Inside the office the geologists were hunched over meters and meters of printouts or staring at monitors displaying squiggle after squiggle. They hadn’t slept for a couple of days. One explained to me that the intensity of the activity kept fluctuating but hadn’t yet hit the level which would push the alert level up to 4 (“Awas” or extreme caution), however what was increasing was the frequency. They recorded around 400 tremors yesterday.
Above: Photojournalist Made Nagi checks his shots. Below and Bottom: Sleepless geologists inside the volcanology monitoring station.
After a quick stop at Pura Pasar Agung (see above), I headed to the popular tourist destination Tirta Gangga for breakfast. A tourist who was the only other customer had just come from the beach resort Amed; she showed me pictures of the ‘volcanic activity’ on her iPhone. I got the impression she didn’t seem that interested in my explanation that it was a brush fire. Then on to the Kubu district where I rode high up in to the dry semi-wasteland of the upper reaches of Agung’s northeastern slopes. The brush fires were clear to see, there were burnt out stretches of grassland along the way as well. Nobody here had heard or seen any eruption, and only a handful had felt some minor tremors. Trucks bringing drinking water to the villages continued to wind their way up the road.

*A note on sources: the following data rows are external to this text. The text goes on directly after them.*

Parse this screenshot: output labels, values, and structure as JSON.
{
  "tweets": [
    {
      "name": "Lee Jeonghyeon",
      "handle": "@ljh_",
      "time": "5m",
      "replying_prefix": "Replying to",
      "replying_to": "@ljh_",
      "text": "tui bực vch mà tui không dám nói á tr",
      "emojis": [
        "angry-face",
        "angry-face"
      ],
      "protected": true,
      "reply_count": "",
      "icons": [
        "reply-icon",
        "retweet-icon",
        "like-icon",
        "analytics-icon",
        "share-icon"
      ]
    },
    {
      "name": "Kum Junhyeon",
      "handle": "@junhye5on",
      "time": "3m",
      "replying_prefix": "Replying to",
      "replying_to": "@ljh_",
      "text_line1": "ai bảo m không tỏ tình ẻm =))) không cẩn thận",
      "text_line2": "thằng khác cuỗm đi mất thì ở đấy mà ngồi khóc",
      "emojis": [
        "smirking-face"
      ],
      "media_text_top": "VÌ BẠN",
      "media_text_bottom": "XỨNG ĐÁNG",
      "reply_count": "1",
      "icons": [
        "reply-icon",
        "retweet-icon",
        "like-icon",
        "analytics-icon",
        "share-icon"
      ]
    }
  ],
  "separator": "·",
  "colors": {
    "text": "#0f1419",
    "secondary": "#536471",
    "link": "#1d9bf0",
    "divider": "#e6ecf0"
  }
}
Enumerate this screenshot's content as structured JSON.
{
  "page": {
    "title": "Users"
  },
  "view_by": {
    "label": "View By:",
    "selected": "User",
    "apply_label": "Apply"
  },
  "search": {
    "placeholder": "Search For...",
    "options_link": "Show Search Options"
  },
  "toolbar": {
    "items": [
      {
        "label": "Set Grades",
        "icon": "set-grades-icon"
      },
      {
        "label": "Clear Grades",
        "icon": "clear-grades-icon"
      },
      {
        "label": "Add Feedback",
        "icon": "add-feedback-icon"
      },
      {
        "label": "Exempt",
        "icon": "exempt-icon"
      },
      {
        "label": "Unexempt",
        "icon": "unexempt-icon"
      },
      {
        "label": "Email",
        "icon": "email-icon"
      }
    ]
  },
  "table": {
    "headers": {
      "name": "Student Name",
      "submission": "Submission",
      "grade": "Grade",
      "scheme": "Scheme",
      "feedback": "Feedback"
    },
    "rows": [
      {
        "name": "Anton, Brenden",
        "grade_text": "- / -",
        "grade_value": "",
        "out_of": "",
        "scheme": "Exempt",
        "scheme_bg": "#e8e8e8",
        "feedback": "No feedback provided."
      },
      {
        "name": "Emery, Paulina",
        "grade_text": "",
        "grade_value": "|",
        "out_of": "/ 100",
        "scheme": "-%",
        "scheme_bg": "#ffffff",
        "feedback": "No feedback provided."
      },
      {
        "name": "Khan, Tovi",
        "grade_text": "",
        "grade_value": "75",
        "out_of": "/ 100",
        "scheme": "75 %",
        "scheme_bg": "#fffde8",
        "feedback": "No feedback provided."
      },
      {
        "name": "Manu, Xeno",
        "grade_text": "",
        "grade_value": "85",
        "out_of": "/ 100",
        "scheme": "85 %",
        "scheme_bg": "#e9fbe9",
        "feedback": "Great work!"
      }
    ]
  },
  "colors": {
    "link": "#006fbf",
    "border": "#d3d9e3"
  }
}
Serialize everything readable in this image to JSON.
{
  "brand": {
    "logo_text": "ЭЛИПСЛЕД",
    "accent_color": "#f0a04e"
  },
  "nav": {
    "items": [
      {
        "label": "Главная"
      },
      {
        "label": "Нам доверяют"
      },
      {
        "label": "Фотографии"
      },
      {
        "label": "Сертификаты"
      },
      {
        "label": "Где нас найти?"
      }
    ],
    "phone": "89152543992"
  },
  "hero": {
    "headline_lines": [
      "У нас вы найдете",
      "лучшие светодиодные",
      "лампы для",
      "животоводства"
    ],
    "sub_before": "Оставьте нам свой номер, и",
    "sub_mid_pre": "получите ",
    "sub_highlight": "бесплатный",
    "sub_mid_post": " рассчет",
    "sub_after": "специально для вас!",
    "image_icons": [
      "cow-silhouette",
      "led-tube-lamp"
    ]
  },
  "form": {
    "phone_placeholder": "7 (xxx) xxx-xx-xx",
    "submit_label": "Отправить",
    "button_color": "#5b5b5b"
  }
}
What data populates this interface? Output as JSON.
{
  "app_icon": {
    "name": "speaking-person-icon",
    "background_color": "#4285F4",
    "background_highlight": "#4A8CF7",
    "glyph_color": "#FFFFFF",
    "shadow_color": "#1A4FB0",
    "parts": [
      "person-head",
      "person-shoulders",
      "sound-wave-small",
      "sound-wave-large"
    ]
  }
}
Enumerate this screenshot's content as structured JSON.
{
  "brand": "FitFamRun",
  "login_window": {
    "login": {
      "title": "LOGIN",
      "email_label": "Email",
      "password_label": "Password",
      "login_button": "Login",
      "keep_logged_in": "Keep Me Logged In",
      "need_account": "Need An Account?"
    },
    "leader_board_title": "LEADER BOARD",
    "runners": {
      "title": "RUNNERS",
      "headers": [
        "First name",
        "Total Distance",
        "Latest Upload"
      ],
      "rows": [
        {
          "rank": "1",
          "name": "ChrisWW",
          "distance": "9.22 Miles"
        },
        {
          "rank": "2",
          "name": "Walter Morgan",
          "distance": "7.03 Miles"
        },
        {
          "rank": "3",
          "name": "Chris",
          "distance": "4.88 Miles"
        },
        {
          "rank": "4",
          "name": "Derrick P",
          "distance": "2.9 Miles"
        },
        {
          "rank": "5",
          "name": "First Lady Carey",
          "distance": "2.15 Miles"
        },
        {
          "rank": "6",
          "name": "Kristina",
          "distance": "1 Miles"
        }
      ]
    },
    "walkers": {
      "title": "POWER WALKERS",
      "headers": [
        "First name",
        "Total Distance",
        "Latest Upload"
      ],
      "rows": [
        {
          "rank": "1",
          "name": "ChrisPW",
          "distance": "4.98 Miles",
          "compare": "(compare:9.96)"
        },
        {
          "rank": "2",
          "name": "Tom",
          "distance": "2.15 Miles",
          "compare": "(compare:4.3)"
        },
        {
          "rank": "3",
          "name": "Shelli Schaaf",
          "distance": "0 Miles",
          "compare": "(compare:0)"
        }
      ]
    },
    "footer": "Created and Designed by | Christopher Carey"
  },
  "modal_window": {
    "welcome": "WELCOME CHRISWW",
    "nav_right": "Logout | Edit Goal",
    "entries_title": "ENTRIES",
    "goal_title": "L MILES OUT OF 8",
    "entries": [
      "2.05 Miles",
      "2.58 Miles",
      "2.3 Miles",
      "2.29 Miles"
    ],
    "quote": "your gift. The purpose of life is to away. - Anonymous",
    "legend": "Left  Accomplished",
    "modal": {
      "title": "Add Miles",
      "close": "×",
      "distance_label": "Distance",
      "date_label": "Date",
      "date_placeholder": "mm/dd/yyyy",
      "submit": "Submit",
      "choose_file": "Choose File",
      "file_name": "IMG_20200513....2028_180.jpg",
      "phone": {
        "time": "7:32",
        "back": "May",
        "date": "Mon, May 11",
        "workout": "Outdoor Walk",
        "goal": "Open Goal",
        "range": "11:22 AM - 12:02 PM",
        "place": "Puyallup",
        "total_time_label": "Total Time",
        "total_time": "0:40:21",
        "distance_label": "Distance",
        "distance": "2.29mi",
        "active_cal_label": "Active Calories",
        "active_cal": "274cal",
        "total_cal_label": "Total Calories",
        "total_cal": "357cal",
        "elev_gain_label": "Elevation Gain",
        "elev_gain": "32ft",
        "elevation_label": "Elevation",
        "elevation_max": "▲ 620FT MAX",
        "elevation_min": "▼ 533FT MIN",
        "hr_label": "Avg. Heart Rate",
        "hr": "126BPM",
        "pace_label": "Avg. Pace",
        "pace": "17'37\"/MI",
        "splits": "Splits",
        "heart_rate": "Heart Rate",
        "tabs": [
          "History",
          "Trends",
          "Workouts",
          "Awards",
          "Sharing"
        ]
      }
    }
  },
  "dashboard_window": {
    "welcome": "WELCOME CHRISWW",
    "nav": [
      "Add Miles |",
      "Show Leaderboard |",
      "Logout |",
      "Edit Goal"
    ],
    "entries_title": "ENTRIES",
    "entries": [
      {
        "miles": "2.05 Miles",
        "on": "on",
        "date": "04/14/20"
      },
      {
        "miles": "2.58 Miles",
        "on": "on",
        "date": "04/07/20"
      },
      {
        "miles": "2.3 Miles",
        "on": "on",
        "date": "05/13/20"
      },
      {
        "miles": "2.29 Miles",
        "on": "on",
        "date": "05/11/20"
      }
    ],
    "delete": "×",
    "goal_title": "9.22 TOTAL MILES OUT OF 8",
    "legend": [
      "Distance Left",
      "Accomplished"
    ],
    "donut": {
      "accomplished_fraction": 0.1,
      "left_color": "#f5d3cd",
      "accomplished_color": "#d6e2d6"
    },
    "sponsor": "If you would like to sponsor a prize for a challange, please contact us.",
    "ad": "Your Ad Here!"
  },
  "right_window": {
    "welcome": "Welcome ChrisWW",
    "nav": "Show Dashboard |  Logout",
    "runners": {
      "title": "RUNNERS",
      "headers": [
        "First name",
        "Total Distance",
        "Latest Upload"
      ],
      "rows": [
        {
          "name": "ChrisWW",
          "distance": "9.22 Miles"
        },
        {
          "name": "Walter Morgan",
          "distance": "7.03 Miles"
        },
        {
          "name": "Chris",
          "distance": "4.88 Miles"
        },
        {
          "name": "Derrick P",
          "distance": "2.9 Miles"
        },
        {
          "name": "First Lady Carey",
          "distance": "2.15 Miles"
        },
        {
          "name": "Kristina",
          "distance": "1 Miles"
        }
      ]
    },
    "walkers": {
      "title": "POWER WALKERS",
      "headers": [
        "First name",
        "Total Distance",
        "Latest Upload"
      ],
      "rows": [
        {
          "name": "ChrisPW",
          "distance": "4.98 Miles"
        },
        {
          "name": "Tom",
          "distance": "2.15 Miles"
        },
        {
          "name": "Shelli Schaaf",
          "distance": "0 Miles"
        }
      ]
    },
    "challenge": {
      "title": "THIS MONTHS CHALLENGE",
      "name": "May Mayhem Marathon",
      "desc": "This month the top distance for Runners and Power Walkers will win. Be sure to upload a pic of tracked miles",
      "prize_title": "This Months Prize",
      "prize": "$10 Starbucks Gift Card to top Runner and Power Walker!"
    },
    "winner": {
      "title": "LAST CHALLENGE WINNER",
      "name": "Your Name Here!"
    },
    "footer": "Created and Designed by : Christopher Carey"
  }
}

Trucks still delivering drinking water to villages high up on the volcano in Kubu district.
Finally I rolled back down the coast, then took a short cut up to Madenan on the way to Kintamani. No longer on Agung’s actual slopes, the whole possibility of an eruption seemed even more remote, the vegetation was good old Bali green again and there were tourists everywhere gawking at the scenery. By the time I finally got home in Ubud hardly anyone seemed to be thinking of the volcano. Tomorrow, unless the mountain blows its top, I am not going to ride the 300 kilometers I did today. Having said that, I for one will continue to think about Agung. Level 3 when living on the Ring of Fire is not some thing to blow off, and if volcanologists at the monitoring station don’t sleep then there’s good reason for me to remain alert.
updated information (in Indonesian): http://www.bgl.esdm.go.id/index.php/berita-terkini
Text and photos ©Rio Helmi